Dataset rows for apps and sites:
··········
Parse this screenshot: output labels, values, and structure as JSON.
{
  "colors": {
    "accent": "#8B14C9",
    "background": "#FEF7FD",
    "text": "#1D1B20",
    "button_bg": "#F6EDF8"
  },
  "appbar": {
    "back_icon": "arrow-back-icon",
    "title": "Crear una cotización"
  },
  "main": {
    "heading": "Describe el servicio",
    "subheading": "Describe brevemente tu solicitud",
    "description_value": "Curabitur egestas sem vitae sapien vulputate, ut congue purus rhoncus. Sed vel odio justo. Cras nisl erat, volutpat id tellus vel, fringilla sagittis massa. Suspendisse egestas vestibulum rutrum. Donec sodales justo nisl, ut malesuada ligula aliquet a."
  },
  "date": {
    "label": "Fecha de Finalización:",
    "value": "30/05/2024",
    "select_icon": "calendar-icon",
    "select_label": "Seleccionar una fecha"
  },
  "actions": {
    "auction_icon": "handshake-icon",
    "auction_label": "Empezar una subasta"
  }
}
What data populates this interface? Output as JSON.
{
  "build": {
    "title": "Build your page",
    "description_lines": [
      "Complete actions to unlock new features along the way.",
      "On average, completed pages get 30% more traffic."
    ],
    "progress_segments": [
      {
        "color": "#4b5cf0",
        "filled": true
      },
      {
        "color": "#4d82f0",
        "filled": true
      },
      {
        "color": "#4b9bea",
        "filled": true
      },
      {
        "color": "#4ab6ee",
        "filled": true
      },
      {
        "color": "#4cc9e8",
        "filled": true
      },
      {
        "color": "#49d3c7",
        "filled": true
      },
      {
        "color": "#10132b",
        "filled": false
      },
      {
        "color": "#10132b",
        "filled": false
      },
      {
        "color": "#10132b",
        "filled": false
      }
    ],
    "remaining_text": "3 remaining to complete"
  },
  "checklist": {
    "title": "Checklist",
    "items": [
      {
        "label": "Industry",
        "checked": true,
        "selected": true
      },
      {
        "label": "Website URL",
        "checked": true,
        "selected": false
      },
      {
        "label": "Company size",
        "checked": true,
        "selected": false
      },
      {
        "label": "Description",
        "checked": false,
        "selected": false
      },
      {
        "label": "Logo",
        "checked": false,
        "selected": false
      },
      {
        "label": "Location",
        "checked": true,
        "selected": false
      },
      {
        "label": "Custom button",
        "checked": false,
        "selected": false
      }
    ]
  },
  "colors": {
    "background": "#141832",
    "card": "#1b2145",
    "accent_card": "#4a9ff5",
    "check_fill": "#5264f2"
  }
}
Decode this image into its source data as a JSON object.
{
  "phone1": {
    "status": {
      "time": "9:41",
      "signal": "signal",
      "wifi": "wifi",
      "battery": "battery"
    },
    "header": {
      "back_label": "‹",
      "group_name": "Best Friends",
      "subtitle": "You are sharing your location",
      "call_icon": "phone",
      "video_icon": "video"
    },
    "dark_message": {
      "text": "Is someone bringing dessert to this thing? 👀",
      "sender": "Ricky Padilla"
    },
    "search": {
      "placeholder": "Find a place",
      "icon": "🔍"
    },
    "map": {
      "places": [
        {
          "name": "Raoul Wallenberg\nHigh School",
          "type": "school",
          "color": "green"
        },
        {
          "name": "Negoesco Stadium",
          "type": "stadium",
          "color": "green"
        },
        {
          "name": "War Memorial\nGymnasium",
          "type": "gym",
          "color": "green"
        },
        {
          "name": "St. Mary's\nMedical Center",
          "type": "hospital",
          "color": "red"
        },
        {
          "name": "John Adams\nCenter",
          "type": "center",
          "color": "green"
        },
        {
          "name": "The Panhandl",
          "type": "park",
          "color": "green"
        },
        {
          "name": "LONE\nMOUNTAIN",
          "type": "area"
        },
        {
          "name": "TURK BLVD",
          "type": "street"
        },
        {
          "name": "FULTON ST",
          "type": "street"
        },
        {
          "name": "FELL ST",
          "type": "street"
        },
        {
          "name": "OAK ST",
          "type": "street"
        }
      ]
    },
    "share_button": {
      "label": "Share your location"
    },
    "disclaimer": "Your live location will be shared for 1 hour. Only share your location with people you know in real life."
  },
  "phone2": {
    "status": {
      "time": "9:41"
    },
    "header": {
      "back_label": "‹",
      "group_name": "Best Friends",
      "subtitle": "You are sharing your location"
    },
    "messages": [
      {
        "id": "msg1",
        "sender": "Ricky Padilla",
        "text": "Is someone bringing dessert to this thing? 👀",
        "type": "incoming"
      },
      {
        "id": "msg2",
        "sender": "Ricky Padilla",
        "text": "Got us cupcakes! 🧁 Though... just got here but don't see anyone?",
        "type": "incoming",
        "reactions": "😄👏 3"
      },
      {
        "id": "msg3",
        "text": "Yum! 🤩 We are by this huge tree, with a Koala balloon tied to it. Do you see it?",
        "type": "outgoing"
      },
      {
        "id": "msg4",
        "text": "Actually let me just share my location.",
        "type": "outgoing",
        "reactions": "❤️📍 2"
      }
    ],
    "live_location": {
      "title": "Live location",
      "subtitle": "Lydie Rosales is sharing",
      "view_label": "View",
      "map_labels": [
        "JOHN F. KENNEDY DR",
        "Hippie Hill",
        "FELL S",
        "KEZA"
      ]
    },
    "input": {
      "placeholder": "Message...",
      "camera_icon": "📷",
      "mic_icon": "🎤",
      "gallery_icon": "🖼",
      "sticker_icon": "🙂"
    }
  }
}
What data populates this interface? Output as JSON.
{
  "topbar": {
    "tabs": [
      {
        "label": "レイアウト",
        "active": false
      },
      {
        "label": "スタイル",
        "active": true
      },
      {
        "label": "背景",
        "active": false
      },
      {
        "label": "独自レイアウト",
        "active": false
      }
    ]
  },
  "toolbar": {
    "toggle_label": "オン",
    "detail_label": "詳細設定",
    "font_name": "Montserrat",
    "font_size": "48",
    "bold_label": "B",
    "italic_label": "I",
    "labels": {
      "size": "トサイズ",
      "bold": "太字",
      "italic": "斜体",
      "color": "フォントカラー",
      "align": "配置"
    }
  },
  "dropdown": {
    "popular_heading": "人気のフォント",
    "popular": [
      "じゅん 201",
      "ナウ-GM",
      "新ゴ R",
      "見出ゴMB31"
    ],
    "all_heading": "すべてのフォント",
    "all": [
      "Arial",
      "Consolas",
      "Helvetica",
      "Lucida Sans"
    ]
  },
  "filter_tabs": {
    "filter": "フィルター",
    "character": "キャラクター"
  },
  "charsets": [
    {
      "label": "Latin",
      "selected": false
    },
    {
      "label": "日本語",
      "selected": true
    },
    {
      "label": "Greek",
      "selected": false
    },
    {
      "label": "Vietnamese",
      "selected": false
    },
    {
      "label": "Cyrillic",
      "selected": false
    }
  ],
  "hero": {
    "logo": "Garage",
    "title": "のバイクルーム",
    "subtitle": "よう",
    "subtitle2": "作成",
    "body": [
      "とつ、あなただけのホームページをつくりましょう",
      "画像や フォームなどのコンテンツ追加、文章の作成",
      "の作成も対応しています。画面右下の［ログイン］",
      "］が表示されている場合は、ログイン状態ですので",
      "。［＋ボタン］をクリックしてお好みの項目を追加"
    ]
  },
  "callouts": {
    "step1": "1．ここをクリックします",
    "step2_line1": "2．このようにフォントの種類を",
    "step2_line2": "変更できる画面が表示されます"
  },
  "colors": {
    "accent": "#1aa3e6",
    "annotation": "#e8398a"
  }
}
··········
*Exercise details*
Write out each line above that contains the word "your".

*Finished exercise*
    "title": "Build your page",
      "subtitle": "You are sharing your location",
      "label": "Share your location"
    "disclaimer": "Your live location will be shared for 1 hour. Only share your location with people you know in real life."
      "subtitle": "You are sharing your location"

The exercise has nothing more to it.